OW: But Hua, do you think people are universalizing the story? What makes it interesting to me is that it is so specifically Asian American without ever having to announce it with big banner letters. They never say where the film takes place, but to me, it screams “suburban Southern California,” which is unambiguously Asian American as you can get.
HH: I think the grassroots effort relies on the story seeming “universal” within an Asian American space. All of this is making me think of the undergraduate community here on campus and their attempt to promote this film through a grassroots effort that universalizes BLT as “an Asian American moment,” when I find little of myself in it. At the same time, these kids are wholly ignorant of the diversity of the Asian American experience, how class has colored their understanding of all this, etc. I just think that a lot of the grassroots stuff has to do with us supporting an Asian American moment rather than an Asian American cast. I am totally convinced that the power of this film is that, in the long view, it will (hopefully) be one of many representations of Asian bodies on screen. Which is why I hope I’m not coming down too hard on it. What really provokes me more is the community-by-convenience that comes together around it, which, again, is not Justin’s fault.
OW: I think what you’re saying is that you’re concerned that, in celebrating the movie as creating this “moment,” we’re seeing it as some universal portrayal of what Asian Americans are “really like,” rather than seeing it as a fictional creation that reflects a very small slice of the greater community’s diversity. Is that about right?
HH: I should have just said that! I wonder what politicizes or radicalizes people, and what the process ultimately means. My fear — and I’ve been told that I’m a pretty pessimistic dude — is that this film will politicize Asian Americans in a way that obscures a deeper understanding of diversity and representation. It isn’t just good because we did it, and because we did it this one way, doesn’t mean there aren’t other, equally valid ways of doing it. I do, however, appreciate BLT for being complicated in that way. The characters are all rather morally ambiguous.
OW: Not to get all “cultural studies” here, but it’s what Stuart Hall writes when he’s talking about the end of the “essential black subject.” To paraphrase, it means we stop accepting the logic that black = good. In this case, we shouldn’t get behind BLT just because it’s a big Asian American film that could cross over. Or at least, if we do get behind it, we should realize that it’s not the be-all and end-all of representing Asian American experiences.
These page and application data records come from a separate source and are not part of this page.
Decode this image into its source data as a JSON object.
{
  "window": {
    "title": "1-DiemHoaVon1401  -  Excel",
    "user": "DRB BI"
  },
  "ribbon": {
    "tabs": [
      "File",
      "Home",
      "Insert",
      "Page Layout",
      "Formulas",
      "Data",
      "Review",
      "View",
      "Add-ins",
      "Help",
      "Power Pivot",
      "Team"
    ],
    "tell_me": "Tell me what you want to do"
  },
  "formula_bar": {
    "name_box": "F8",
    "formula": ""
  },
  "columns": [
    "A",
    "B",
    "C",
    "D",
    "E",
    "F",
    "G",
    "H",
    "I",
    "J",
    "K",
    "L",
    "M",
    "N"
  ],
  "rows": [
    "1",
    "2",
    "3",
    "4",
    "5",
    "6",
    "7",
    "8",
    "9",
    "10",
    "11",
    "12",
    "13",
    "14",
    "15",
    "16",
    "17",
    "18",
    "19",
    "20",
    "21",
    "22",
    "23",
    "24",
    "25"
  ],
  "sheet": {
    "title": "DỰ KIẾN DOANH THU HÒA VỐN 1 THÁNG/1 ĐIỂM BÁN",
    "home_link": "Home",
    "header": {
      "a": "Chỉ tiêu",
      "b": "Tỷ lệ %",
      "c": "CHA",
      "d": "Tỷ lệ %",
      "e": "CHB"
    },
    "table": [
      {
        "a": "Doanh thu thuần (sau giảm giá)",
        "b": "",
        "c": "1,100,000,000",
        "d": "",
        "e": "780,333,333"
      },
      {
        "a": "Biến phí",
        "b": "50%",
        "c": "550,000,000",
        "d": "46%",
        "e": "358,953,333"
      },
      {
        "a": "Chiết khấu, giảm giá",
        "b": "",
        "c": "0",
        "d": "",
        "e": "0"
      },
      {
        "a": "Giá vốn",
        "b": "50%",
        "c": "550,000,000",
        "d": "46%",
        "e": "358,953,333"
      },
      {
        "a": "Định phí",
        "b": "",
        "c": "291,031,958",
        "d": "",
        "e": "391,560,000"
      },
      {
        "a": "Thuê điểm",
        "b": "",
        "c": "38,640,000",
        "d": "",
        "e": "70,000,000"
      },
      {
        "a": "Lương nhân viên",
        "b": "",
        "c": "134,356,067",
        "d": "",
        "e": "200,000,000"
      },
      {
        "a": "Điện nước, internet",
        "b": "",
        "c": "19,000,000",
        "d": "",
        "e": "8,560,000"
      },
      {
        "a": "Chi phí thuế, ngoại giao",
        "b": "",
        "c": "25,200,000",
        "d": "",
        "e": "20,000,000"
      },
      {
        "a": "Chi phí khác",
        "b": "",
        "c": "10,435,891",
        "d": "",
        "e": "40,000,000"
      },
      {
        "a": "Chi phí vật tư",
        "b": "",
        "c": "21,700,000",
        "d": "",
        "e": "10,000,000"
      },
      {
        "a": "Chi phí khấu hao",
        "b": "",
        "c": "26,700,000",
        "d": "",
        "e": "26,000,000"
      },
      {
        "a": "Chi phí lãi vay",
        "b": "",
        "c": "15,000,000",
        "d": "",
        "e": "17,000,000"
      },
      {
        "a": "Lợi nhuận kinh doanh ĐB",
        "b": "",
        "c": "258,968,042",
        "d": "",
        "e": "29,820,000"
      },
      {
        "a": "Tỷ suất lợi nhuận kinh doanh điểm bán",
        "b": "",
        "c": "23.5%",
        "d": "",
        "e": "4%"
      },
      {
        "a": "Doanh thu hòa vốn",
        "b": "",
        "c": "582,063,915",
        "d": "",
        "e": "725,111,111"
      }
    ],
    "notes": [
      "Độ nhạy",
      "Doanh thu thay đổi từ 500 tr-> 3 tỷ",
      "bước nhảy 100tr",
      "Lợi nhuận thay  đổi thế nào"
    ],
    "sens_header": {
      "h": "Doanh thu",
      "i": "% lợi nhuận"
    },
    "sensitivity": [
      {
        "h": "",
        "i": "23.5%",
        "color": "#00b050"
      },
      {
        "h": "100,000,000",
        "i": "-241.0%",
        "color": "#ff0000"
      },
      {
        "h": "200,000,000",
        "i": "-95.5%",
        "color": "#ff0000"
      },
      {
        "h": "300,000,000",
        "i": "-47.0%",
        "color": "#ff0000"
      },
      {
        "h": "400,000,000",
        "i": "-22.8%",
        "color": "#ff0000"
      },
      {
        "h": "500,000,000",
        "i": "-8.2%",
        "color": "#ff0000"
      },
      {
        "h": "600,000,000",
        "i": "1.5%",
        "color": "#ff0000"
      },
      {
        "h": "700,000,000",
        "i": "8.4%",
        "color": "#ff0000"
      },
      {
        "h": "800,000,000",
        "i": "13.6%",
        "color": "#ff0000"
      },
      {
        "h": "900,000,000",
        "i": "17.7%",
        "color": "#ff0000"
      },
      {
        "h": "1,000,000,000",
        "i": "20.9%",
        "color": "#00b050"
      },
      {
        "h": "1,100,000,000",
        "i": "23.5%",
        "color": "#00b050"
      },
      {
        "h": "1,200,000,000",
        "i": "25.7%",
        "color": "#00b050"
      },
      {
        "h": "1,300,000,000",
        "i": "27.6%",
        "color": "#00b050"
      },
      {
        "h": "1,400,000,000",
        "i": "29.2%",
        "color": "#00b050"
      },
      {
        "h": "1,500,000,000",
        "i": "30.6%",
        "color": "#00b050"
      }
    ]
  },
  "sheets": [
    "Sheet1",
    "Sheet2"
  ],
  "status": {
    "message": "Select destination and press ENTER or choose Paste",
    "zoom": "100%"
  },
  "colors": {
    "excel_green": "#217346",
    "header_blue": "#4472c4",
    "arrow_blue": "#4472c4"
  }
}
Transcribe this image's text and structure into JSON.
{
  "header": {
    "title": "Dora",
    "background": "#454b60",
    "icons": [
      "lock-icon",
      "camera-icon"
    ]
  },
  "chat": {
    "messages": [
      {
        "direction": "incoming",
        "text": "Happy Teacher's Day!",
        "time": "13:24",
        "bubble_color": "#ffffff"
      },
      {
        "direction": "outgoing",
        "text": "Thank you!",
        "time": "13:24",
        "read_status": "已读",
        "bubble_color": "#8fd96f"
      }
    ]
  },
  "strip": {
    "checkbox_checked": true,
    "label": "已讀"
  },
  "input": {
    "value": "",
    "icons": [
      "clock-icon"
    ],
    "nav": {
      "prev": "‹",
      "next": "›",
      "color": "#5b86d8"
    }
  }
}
Do you feel that’s how the grassroots campaign has treated the film?
HH: I do, and I would care less if the community showed this much dedication to other, equally deserving films. It’s as though the motivation for all this is MTV’s presence. While I understand the importance of MTV, I also think it’s important that we support art, criticism, and study at all levels. Working with students at the university, I’m sort of surprised at how much more important supporting this MTV-approved film/moment is than supporting some broke local performer who comes to campus and shares [his or her] art. I hope people come away with an open-ended sense of their identity and community, since the film itself is working toward that end. I also hope that people support this film in all ways possible because, as artists, Justin and the cast definitely deserve it. This is the beginning of something great.